In the security tokens space, this is incredibly important. While securities laws vary across different asset classes and jurisdictions, a successful open finance platform must be able to accommodate and ensure the compliance of any type of asset and jurisdiction. But thanks to smart extensions using a combination of Rust / WASM based smart contracts, financial primitives such as compliance, capital distribution, settlement and corporate governance, can be extended. These ensure that asset issuers and investors are not limited to utility provided at the base layer of the blockchain and can bring their own compliance rules and other functionality to the blockchain.
6. Blockchain companies are run by anonymous scammers
As the meme of the blockchain scammer becomes familiar in the industry and beyond, some players in the blockchain world have opted to make their teams semi-anonymous. They hide in the shadows, away from public sight. For some blockchains, there’s a loose and undefined collection of participants operating the chain - some of which are pseudonyms. This hasn’t worked in favor of building credibility and trust with blockchain users and developers. There are however legitimate blockchain companies that have employed talented people to develop blockchains in good practice. It’s a matter of differentiating the good from the bad.
7. Blockchain is just a database

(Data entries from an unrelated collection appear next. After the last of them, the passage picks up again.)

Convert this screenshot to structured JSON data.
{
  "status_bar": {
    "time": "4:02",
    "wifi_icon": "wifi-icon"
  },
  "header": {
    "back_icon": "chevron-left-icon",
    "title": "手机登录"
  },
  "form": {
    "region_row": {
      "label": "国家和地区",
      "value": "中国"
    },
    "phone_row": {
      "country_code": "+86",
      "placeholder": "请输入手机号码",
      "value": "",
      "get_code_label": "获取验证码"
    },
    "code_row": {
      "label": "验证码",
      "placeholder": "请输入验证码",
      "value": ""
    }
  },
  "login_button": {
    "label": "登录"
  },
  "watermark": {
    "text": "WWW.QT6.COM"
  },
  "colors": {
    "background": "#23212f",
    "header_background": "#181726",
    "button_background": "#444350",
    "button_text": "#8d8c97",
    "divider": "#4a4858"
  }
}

A hangover from the Bitcoin world, many view blockchain as a glorified database, rather than the complex systems they are today. Because of blockchain’s decentralized nature, there are lots of problems within the blockchain world that developers need to solve, largely around governance and managing upgrades. For example, blockchains are susceptible to forks during upgrades, where the chain splits into two separate chains, which can expose major legal and tax challenges for tokens backed by real assets. But the blockchains that avoid the risks of hard forks will naturally pull ahead.
There are a bunch of blockchains that are carrying out the steps in mitigating these problems. Those that are built on Substrate Framework consider the chain over time and assume that the business logic must adapt to unforeseen challenges and bugs. With a runtime upgrade mechanism and a governance system sitting behind it that triggers whether the upgrade happens, the chain can be iterated a lot faster without every update being a huge deal like in Ethereum.
Ultimately, education around blockchain’s technology, functionalities and impact is essential in overcoming these myths. Being surrounded by talented developers can help, transferring knowledge within a culture that encourages development. But it’s also about continuous education during a developer’s career, both formal and informal. Choosing a company that invests in learning and development is important for keeping skillsets fresh, relevant, and updated – whether that’s learning a new coding language, new technology or trying out an entirely new area. The blockchain world moves at a remarkable pace, which means developers must too.
Adam Dossa, CTO, Polymath